- tight border controls
- quite normal life most of the time when there are no outbreaks.
The reward for strict measures to eradicate spread, is that once spread is eradicated, life can be relatively normal. Outside of relatively short snap lockdowns, what remains is mostly border restrictions, with the countries in this group typically enjoying far greater freedoms and better economic outcomes than countries where Covid-19 outbreaks are not brought fully under control. However, not matter how successful, no country has been able to just ignore Covid-19.
The promise is that, once vaccinated, whatever measures these countries do have, typically border quarantines, can finally go away. Note that for example Australia, has had 35 deaths per million people, New Zealand 5 deaths per million. Peru has had 165 times Australian death rate, and 1,000 times as many deaths per million as New Zealand. The USA has had it 50 times and 350 time the death rate. All countries in this most fortunate 25% that have largely escaped so far, will have their worst outcome if, following vaccinations, other measures including quarantine are removed.

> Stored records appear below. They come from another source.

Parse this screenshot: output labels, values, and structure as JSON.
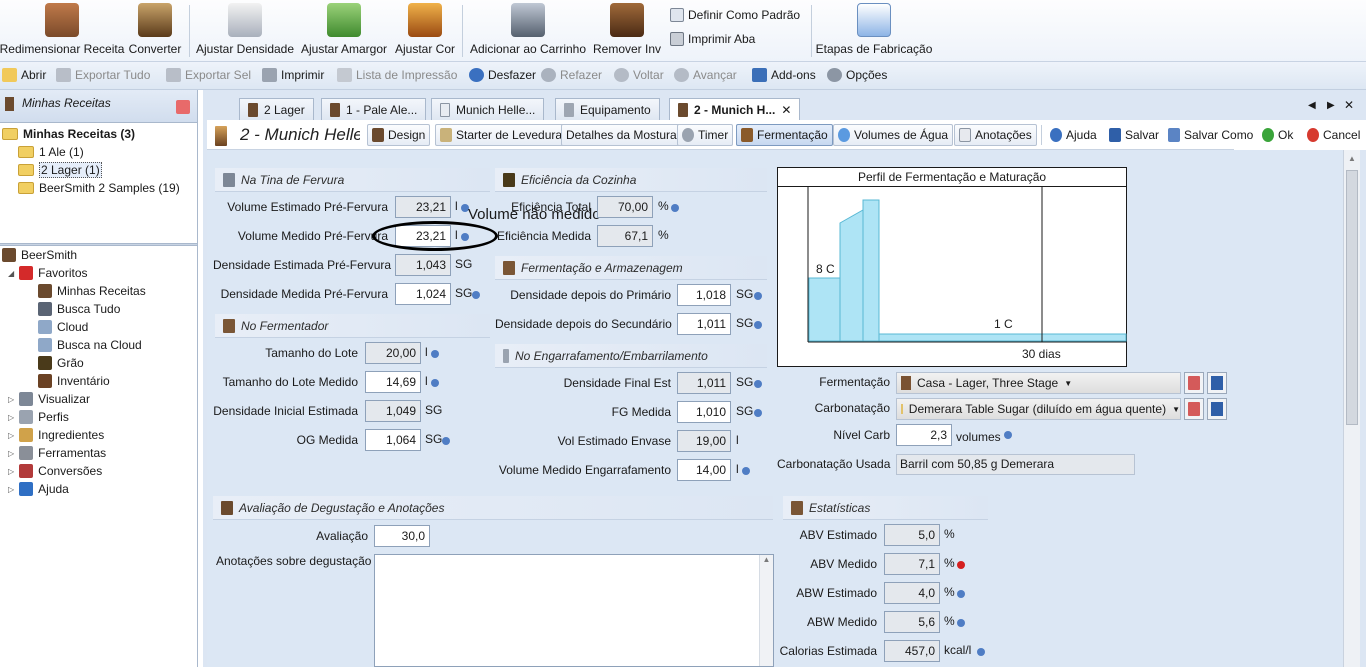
{
  "ribbon": {
    "buttons": [
      {
        "label": "Redimensionar Receita",
        "icon": "resize-recipe-icon",
        "color": "#8a5a3a"
      },
      {
        "label": "Converter",
        "icon": "convert-icon",
        "color": "#7a5a2a"
      },
      {
        "label": "Ajustar Densidade",
        "icon": "thermometer-icon",
        "color": "#b0b6c2"
      },
      {
        "label": "Ajustar Amargor",
        "icon": "hops-icon",
        "color": "#5aa042"
      },
      {
        "label": "Ajustar Cor",
        "icon": "beer-color-icon",
        "color": "#c8781e"
      },
      {
        "label": "Adicionar ao Carrinho",
        "icon": "cart-add-icon",
        "color": "#6a7686"
      },
      {
        "label": "Remover Inv",
        "icon": "inventory-remove-icon",
        "color": "#6b4224"
      },
      {
        "label": "Etapas de Fabricação",
        "icon": "brew-steps-icon",
        "color": "#5a8ed0"
      }
    ],
    "small": [
      {
        "label": "Definir Como Padrão",
        "icon": "set-default-icon"
      },
      {
        "label": "Imprimir Aba",
        "icon": "print-tab-icon"
      }
    ]
  },
  "quickbar": [
    {
      "label": "Abrir",
      "icon": "open-folder-icon",
      "enabled": true
    },
    {
      "label": "Exportar Tudo",
      "icon": "export-all-icon",
      "enabled": false
    },
    {
      "label": "Exportar Sel",
      "icon": "export-selected-icon",
      "enabled": false
    },
    {
      "label": "Imprimir",
      "icon": "print-icon",
      "enabled": true
    },
    {
      "label": "Lista de Impressão",
      "icon": "print-list-icon",
      "enabled": false
    },
    {
      "label": "Desfazer",
      "icon": "undo-icon",
      "enabled": true
    },
    {
      "label": "Refazer",
      "icon": "redo-icon",
      "enabled": false
    },
    {
      "label": "Voltar",
      "icon": "back-icon",
      "enabled": false
    },
    {
      "label": "Avançar",
      "icon": "forward-icon",
      "enabled": false
    },
    {
      "label": "Add-ons",
      "icon": "addons-icon",
      "enabled": true
    },
    {
      "label": "Opções",
      "icon": "options-gear-icon",
      "enabled": true
    }
  ],
  "recipes_panel": {
    "title": "Minhas Receitas",
    "tree": [
      {
        "label": "Minhas Receitas (3)",
        "level": 0,
        "bold": true
      },
      {
        "label": "1 Ale (1)",
        "level": 1
      },
      {
        "label": "2 Lager (1)",
        "level": 1,
        "selected": true
      },
      {
        "label": "BeerSmith 2 Samples (19)",
        "level": 1
      }
    ]
  },
  "nav_tree": [
    {
      "label": "BeerSmith",
      "level": 0,
      "icon": "beersmith-icon"
    },
    {
      "label": "Favoritos",
      "level": 1,
      "icon": "heart-icon"
    },
    {
      "label": "Minhas Receitas",
      "level": 2,
      "icon": "recipe-glass-icon"
    },
    {
      "label": "Busca Tudo",
      "level": 2,
      "icon": "search-all-icon"
    },
    {
      "label": "Cloud",
      "level": 2,
      "icon": "cloud-icon"
    },
    {
      "label": "Busca na Cloud",
      "level": 2,
      "icon": "cloud-search-icon"
    },
    {
      "label": "Grão",
      "level": 2,
      "icon": "grain-icon"
    },
    {
      "label": "Inventário",
      "level": 2,
      "icon": "inventory-icon"
    },
    {
      "label": "Visualizar",
      "level": 1,
      "icon": "view-icon"
    },
    {
      "label": "Perfis",
      "level": 1,
      "icon": "profiles-icon"
    },
    {
      "label": "Ingredientes",
      "level": 1,
      "icon": "ingredients-icon"
    },
    {
      "label": "Ferramentas",
      "level": 1,
      "icon": "tools-icon"
    },
    {
      "label": "Conversões",
      "level": 1,
      "icon": "conversions-icon"
    },
    {
      "label": "Ajuda",
      "level": 1,
      "icon": "help-icon"
    }
  ],
  "tabs": [
    {
      "label": "2 Lager"
    },
    {
      "label": "1 - Pale Ale..."
    },
    {
      "label": "Munich Helle..."
    },
    {
      "label": "Equipamento"
    },
    {
      "label": "2 - Munich H...",
      "active": true
    }
  ],
  "recipe_title": "2 - Munich Helle",
  "toolbar": [
    {
      "label": "Design",
      "icon": "design-icon"
    },
    {
      "label": "Starter de Levedura",
      "icon": "yeast-starter-icon"
    },
    {
      "label": "Detalhes da Mostura",
      "icon": "mash-icon"
    },
    {
      "label": "Timer",
      "icon": "timer-icon"
    },
    {
      "label": "Fermentação",
      "icon": "fermentation-icon",
      "active": true
    },
    {
      "label": "Volumes de Água",
      "icon": "water-icon"
    },
    {
      "label": "Anotações",
      "icon": "notes-icon"
    },
    {
      "label": "Ajuda",
      "icon": "help-icon",
      "flat": true
    },
    {
      "label": "Salvar",
      "icon": "save-icon",
      "flat": true
    },
    {
      "label": "Salvar Como",
      "icon": "save-as-icon",
      "flat": true
    },
    {
      "label": "Ok",
      "icon": "ok-icon",
      "flat": true
    },
    {
      "label": "Cancel",
      "icon": "cancel-icon",
      "flat": true
    }
  ],
  "boil": {
    "title": "Na Tina de Fervura",
    "est_vol": {
      "label": "Volume Estimado Pré-Fervura",
      "value": "23,21",
      "unit": "l"
    },
    "meas_vol": {
      "label": "Volume Medido Pré-Fervura",
      "value": "23,21",
      "unit": "l"
    },
    "est_grav": {
      "label": "Densidade Estimada Pré-Fervura",
      "value": "1,043",
      "unit": "SG"
    },
    "meas_grav": {
      "label": "Densidade Medida Pré-Fervura",
      "value": "1,024",
      "unit": "SG"
    }
  },
  "annotation_text": "Volume não medido",
  "efficiency": {
    "title": "Eficiência da Cozinha",
    "total": {
      "label": "Eficiência Total",
      "value": "70,00",
      "unit": "%"
    },
    "measured": {
      "label": "Eficiência Medida",
      "value": "67,1",
      "unit": "%"
    }
  },
  "fermenter": {
    "title": "No Fermentador",
    "batch": {
      "label": "Tamanho do Lote",
      "value": "20,00",
      "unit": "l"
    },
    "batch_meas": {
      "label": "Tamanho do Lote Medido",
      "value": "14,69",
      "unit": "l"
    },
    "og_est": {
      "label": "Densidade Inicial Estimada",
      "value": "1,049",
      "unit": "SG"
    },
    "og_meas": {
      "label": "OG Medida",
      "value": "1,064",
      "unit": "SG"
    }
  },
  "storage": {
    "title": "Fermentação e Armazenagem",
    "primary": {
      "label": "Densidade depois do Primário",
      "value": "1,018",
      "unit": "SG"
    },
    "secondary": {
      "label": "Densidade depois do Secundário",
      "value": "1,011",
      "unit": "SG"
    }
  },
  "bottling": {
    "title": "No Engarrafamento/Embarrilamento",
    "fg_est": {
      "label": "Densidade Final Est",
      "value": "1,011",
      "unit": "SG"
    },
    "fg_meas": {
      "label": "FG Medida",
      "value": "1,010",
      "unit": "SG"
    },
    "vol_est": {
      "label": "Vol Estimado Envase",
      "value": "19,00",
      "unit": "l"
    },
    "vol_meas": {
      "label": "Volume Medido Engarrafamento",
      "value": "14,00",
      "unit": "l"
    }
  },
  "profile_chart": {
    "title": "Perfil de Fermentação e Maturação",
    "start_label": "8 C",
    "end_label": "1 C",
    "days_label": "30 dias"
  },
  "fermentation": {
    "label": "Fermentação",
    "value": "Casa - Lager, Three Stage",
    "carb_label": "Carbonatação",
    "carb_value": "Demerara Table Sugar (diluído em água quente)",
    "level_label": "Nível Carb",
    "level_value": "2,3",
    "level_unit": "volumes",
    "used_label": "Carbonatação Usada",
    "used_value": "Barril com 50,85 g Demerara"
  },
  "tasting": {
    "title": "Avaliação de Degustação e Anotações",
    "rating_label": "Avaliação",
    "rating_value": "30,0",
    "notes_label": "Anotações sobre degustação",
    "notes_value": ""
  },
  "stats": {
    "title": "Estatísticas",
    "abv_est": {
      "label": "ABV Estimado",
      "value": "5,0",
      "unit": "%"
    },
    "abv_meas": {
      "label": "ABV Medido",
      "value": "7,1",
      "unit": "%"
    },
    "abw_est": {
      "label": "ABW Estimado",
      "value": "4,0",
      "unit": "%"
    },
    "abw_meas": {
      "label": "ABW Medido",
      "value": "5,6",
      "unit": "%"
    },
    "cal": {
      "label": "Calorias Estimada",
      "value": "457,0",
      "unit": "kcal/l"
    }
  }
}
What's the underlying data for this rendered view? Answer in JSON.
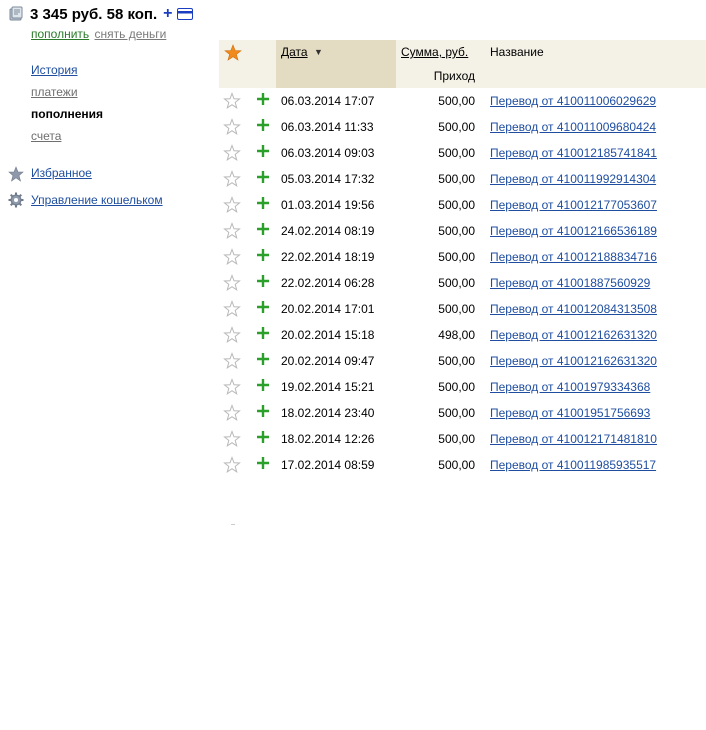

So long as vaccinated people can still spread the virus, this so far lucky 25%, will most likely have more deaths and negative health outcomes once vaccinations result in open borders. Considering that, within many of the countries with low case number now, a post vaccinated world will in some ways in some places be worse than before people were vaccinated.
Alternatives Strategies: Should we live with the virus.
Even the post vaccine world is worse than 25% of countries experience so far. Certainly it is a far worse world than prior to the pandemic. While vaccinations have far, far, lower health risks than Covid-19 itself, a life of being vaccinated is not completely free of risks either, and still some people with suffer from the disease itself, even if far fewer die from the disease. That is provided future mutations from a still globally circulating virus do not derail progress.
Should we be considering an alternative to simply vaccinating people and then living with it?